### EXERCISE PROMPT:
Each line in the data must be reproduced as written, except for any picture.

── DATA FOR PROCESSING

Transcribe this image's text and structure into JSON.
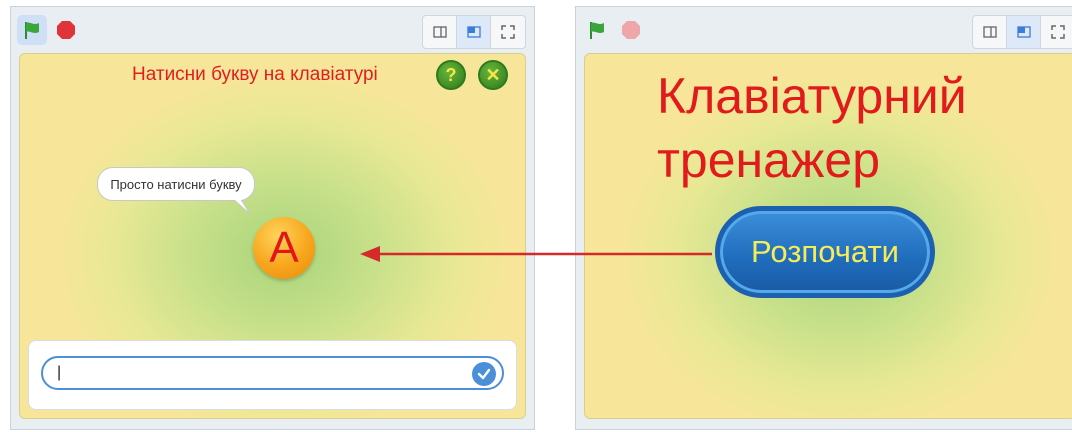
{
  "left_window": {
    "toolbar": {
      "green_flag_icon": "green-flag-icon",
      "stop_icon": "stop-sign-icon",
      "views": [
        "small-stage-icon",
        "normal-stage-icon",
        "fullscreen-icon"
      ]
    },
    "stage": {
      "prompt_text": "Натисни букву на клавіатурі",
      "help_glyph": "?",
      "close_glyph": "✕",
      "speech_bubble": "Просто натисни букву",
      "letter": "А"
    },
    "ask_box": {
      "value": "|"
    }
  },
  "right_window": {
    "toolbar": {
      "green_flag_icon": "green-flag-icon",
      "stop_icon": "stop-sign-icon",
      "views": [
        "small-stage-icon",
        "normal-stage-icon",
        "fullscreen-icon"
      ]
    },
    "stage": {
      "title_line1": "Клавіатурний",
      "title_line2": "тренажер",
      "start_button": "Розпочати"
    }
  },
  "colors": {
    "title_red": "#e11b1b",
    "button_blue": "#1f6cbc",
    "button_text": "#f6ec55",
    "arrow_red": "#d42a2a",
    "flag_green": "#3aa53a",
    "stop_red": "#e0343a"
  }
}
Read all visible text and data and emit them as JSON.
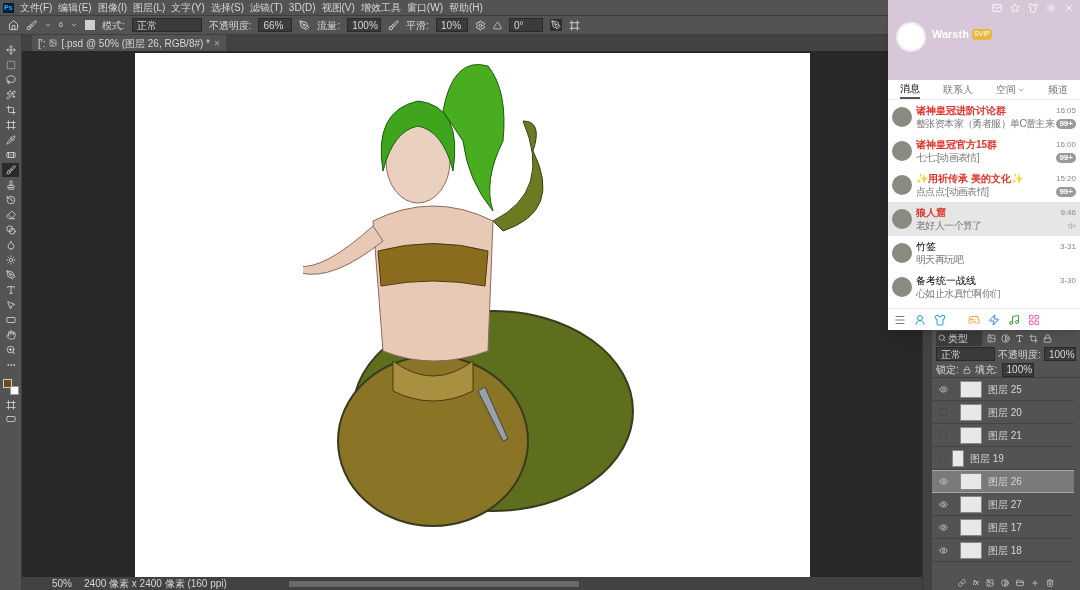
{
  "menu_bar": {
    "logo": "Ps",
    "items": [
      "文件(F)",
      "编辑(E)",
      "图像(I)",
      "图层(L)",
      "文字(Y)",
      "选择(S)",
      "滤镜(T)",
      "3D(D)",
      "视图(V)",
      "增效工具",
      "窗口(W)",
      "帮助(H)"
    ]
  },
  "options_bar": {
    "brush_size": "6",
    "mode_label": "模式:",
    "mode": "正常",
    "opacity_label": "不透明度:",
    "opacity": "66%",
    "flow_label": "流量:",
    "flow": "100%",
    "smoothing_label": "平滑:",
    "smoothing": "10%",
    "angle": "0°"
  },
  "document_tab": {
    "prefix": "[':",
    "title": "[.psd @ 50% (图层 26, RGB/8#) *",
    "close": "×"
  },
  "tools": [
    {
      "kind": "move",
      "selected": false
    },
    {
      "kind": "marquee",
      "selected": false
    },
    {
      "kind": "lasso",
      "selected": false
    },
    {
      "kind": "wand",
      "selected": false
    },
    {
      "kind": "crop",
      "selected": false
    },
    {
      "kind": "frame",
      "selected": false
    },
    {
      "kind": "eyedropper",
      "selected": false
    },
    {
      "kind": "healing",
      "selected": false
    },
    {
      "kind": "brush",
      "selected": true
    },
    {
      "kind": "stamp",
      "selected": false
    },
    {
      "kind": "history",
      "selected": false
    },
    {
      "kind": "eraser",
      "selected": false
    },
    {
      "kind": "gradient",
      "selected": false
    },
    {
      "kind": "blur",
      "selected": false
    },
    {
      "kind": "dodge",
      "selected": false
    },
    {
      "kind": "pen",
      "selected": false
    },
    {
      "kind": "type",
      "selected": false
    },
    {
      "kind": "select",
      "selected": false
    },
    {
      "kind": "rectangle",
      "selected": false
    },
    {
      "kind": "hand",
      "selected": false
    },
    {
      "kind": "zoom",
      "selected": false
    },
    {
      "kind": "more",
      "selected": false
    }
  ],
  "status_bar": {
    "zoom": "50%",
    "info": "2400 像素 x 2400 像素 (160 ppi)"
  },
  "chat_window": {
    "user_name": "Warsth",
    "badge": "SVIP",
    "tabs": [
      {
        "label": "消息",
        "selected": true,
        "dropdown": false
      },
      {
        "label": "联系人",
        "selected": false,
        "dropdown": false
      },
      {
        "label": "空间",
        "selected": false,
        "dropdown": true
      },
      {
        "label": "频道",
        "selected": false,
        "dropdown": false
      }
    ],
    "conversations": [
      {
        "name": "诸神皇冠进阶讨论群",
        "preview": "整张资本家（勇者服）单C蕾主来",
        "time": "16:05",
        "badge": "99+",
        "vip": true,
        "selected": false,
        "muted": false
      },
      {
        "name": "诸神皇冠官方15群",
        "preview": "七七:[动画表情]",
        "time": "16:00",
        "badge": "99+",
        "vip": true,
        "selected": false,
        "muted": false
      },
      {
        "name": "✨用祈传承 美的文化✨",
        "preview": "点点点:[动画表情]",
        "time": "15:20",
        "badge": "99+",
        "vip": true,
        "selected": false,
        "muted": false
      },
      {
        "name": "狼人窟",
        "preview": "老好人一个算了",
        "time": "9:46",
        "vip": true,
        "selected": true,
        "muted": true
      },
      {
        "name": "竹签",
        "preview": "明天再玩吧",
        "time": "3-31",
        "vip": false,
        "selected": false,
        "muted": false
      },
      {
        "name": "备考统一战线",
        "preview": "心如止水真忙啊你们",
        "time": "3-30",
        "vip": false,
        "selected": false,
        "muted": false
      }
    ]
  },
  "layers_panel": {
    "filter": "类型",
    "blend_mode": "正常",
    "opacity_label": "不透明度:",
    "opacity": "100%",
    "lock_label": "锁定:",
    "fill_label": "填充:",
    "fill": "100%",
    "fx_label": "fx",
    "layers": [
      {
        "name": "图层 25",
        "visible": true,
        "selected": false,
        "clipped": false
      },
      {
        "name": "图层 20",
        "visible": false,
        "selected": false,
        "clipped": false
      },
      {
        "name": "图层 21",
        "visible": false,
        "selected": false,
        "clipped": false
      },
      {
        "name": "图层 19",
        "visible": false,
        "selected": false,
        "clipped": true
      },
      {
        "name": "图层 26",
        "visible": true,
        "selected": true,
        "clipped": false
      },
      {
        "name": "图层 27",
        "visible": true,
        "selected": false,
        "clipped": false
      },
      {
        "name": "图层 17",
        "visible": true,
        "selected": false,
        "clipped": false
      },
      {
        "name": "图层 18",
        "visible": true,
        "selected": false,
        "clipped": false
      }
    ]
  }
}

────

### ANSWER:
Transcribe this image's text and structure into JSON.
{
  "left_window": {
    "toolbar": {
      "green_flag_icon": "green-flag-icon",
      "stop_icon": "stop-sign-icon",
      "views": [
        "small-stage-icon",
        "normal-stage-icon",
        "fullscreen-icon"
      ]
    },
    "stage": {
      "prompt_text": "Натисни букву на клавіатурі",
      "help_glyph": "?",
      "close_glyph": "✕",
      "speech_bubble": "Просто натисни букву",
      "letter": "А"
    },
    "ask_box": {
      "value": "|"
    }
  },
  "right_window": {
    "toolbar": {
      "green_flag_icon": "green-flag-icon",
      "stop_icon": "stop-sign-icon",
      "views": [
        "small-stage-icon",
        "normal-stage-icon",
        "fullscreen-icon"
      ]
    },
    "stage": {
      "title_line1": "Клавіатурний",
      "title_line2": "тренажер",
      "start_button": "Розпочати"
    }
  },
  "colors": {
    "title_red": "#e11b1b",
    "button_blue": "#1f6cbc",
    "button_text": "#f6ec55",
    "arrow_red": "#d42a2a",
    "flag_green": "#3aa53a",
    "stop_red": "#e0343a"
  }
}
Read all visible text and data and emit them as JSON.
{
  "menu_bar": {
    "logo": "Ps",
    "items": [
      "文件(F)",
      "编辑(E)",
      "图像(I)",
      "图层(L)",
      "文字(Y)",
      "选择(S)",
      "滤镜(T)",
      "3D(D)",
      "视图(V)",
      "增效工具",
      "窗口(W)",
      "帮助(H)"
    ]
  },
  "options_bar": {
    "brush_size": "6",
    "mode_label": "模式:",
    "mode": "正常",
    "opacity_label": "不透明度:",
    "opacity": "66%",
    "flow_label": "流量:",
    "flow": "100%",
    "smoothing_label": "平滑:",
    "smoothing": "10%",
    "angle": "0°"
  },
  "document_tab": {
    "prefix": "[':",
    "title": "[.psd @ 50% (图层 26, RGB/8#) *",
    "close": "×"
  },
  "tools": [
    {
      "kind": "move",
      "selected": false
    },
    {
      "kind": "marquee",
      "selected": false
    },
    {
      "kind": "lasso",
      "selected": false
    },
    {
      "kind": "wand",
      "selected": false
    },
    {
      "kind": "crop",
      "selected": false
    },
    {
      "kind": "frame",
      "selected": false
    },
    {
      "kind": "eyedropper",
      "selected": false
    },
    {
      "kind": "healing",
      "selected": false
    },
    {
      "kind": "brush",
      "selected": true
    },
    {
      "kind": "stamp",
      "selected": false
    },
    {
      "kind": "history",
      "selected": false
    },
    {
      "kind": "eraser",
      "selected": false
    },
    {
      "kind": "gradient",
      "selected": false
    },
    {
      "kind": "blur",
      "selected": false
    },
    {
      "kind": "dodge",
      "selected": false
    },
    {
      "kind": "pen",
      "selected": false
    },
    {
      "kind": "type",
      "selected": false
    },
    {
      "kind": "select",
      "selected": false
    },
    {
      "kind": "rectangle",
      "selected": false
    },
    {
      "kind": "hand",
      "selected": false
    },
    {
      "kind": "zoom",
      "selected": false
    },
    {
      "kind": "more",
      "selected": false
    }
  ],
  "status_bar": {
    "zoom": "50%",
    "info": "2400 像素 x 2400 像素 (160 ppi)"
  },
  "chat_window": {
    "user_name": "Warsth",
    "badge": "SVIP",
    "tabs": [
      {
        "label": "消息",
        "selected": true,
        "dropdown": false
      },
      {
        "label": "联系人",
        "selected": false,
        "dropdown": false
      },
      {
        "label": "空间",
        "selected": false,
        "dropdown": true
      },
      {
        "label": "频道",
        "selected": false,
        "dropdown": false
      }
    ],
    "conversations": [
      {
        "name": "诸神皇冠进阶讨论群",
        "preview": "整张资本家（勇者服）单C蕾主来",
        "time": "16:05",
        "badge": "99+",
        "vip": true,
        "selected": false,
        "muted": false
      },
      {
        "name": "诸神皇冠官方15群",
        "preview": "七七:[动画表情]",
        "time": "16:00",
        "badge": "99+",
        "vip": true,
        "selected": false,
        "muted": false
      },
      {
        "name": "✨用祈传承 美的文化✨",
        "preview": "点点点:[动画表情]",
        "time": "15:20",
        "badge": "99+",
        "vip": true,
        "selected": false,
        "muted": false
      },
      {
        "name": "狼人窟",
        "preview": "老好人一个算了",
        "time": "9:46",
        "vip": true,
        "selected": true,
        "muted": true
      },
      {
        "name": "竹签",
        "preview": "明天再玩吧",
        "time": "3-31",
        "vip": false,
        "selected": false,
        "muted": false
      },
      {
        "name": "备考统一战线",
        "preview": "心如止水真忙啊你们",
        "time": "3-30",
        "vip": false,
        "selected": false,
        "muted": false
      }
    ]
  },
  "layers_panel": {
    "filter": "类型",
    "blend_mode": "正常",
    "opacity_label": "不透明度:",
    "opacity": "100%",
    "lock_label": "锁定:",
    "fill_label": "填充:",
    "fill": "100%",
    "fx_label": "fx",
    "layers": [
      {
        "name": "图层 25",
        "visible": true,
        "selected": false,
        "clipped": false
      },
      {
        "name": "图层 20",
        "visible": false,
        "selected": false,
        "clipped": false
      },
      {
        "name": "图层 21",
        "visible": false,
        "selected": false,
        "clipped": false
      },
      {
        "name": "图层 19",
        "visible": false,
        "selected": false,
        "clipped": true
      },
      {
        "name": "图层 26",
        "visible": true,
        "selected": true,
        "clipped": false
      },
      {
        "name": "图层 27",
        "visible": true,
        "selected": false,
        "clipped": false
      },
      {
        "name": "图层 17",
        "visible": true,
        "selected": false,
        "clipped": false
      },
      {
        "name": "图层 18",
        "visible": true,
        "selected": false,
        "clipped": false
      }
    ]
  }
}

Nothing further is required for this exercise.